Over the years, local produce and preferences have come to define “Northwest cuisine.” Fresh salmon is popular and can be found on virtually every restaurant’s menu. Red snapper, halibut, and cod are also served fresh almost everywhere in western Washington. Less common are the local Olympia  oysters and geoduck clams. As you head east, the seafood is generally frozen, though some restaurants pride themselves on their fresh fish. Steaks are often imported from the Midwest and are generally very good.
Western Washington is also known for its strawberries, blackberries, and various other kinds of berries. For a detailed directory of organic farms, natural foods grocers, and organic restaurants, and a complete listing of 70 or so farmers markets, contact the Washington State Farmers Market Association (206/706-5198, www.wafarmersmarkets.com ). The many farms around Puget Sound are listed in a free Farm Fresh Guide available in local visitors centers or online at www.pugetsoundfresh.org .
Eastern Washington is the place to go for fresh fruit and produce. Washington apples are mostly of the Red and Golden Delicious, Gala, Braeburn, Fuji, and Granny Smith varieties. Many other kinds of fruit are grown along the central corridor—cherries, peaches, and apricots. The Walla Walla  sweet onion is reputedly mild enough to bite into raw, like an apple, and it is sold in gift packs. Asparagus, pears, and berries of all kinds are also big eastern Washington crops.

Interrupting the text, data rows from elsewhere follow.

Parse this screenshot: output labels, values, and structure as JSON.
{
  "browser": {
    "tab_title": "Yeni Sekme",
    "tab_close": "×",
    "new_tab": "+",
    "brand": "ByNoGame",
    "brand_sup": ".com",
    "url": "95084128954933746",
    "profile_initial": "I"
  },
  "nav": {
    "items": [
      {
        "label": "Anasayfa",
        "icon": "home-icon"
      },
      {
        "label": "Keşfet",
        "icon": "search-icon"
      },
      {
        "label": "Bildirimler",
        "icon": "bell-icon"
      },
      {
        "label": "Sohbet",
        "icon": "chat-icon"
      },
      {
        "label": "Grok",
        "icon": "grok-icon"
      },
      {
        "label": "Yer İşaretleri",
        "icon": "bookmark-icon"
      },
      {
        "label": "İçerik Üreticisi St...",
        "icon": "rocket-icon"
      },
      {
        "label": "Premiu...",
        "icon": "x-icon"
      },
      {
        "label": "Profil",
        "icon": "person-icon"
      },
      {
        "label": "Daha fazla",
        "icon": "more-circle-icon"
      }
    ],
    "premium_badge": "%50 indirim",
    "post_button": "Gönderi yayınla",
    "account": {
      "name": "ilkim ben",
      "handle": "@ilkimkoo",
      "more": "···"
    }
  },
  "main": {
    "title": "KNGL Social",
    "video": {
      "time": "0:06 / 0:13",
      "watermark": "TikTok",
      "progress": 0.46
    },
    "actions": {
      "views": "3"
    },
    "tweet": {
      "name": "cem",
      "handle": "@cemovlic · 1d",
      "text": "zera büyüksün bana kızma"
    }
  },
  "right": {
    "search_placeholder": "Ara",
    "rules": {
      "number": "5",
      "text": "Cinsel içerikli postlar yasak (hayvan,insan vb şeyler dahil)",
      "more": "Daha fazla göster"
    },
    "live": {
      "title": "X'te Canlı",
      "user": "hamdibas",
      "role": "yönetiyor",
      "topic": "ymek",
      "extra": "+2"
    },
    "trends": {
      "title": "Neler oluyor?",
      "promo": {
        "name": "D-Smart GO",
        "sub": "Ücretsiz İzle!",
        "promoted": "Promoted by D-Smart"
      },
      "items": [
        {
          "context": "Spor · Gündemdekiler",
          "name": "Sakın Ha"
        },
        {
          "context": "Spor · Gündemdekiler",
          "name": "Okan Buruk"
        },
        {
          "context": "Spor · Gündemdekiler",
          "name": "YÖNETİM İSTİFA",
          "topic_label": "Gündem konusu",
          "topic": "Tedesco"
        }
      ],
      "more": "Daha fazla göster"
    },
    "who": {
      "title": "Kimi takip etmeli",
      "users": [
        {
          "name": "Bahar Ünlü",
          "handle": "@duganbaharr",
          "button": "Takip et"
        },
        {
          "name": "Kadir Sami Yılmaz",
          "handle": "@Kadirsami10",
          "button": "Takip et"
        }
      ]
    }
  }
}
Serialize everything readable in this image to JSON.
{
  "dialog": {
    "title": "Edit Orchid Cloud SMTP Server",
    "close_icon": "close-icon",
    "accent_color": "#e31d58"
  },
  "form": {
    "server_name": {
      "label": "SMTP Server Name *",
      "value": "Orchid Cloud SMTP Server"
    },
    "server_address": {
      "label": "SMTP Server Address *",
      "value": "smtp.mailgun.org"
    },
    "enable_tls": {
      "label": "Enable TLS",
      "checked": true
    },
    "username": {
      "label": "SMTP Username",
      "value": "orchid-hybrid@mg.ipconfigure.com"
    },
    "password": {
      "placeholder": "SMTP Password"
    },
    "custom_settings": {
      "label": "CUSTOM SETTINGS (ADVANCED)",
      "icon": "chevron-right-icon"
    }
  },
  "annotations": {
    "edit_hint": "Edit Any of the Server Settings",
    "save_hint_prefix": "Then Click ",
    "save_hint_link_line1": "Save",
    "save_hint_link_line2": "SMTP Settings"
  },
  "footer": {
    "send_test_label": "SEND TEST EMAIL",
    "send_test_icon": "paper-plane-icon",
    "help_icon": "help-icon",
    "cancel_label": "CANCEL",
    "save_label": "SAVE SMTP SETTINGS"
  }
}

Washington is home to several microbreweries. The larger ones—such as the Redhook Ale Brewery in Woodinville—offer tours and tasting.
Washington wines have become world-class in the last decade or so, winning awards and gaining in popularity across the country. Most of Washington’s wine grapes come from vineyards in Yakima Valley  and Columbia River Valley, and wineries line the highway between Yakima and the Tri-Cities  and into Walla Walla .
For details on the state’s 170 wineries, see the Touring the Washington Wine Country booklet, available in visitors centers around the state or directly from the Washington Wine Commission (206/667-9463, www.washingtonwine.org ).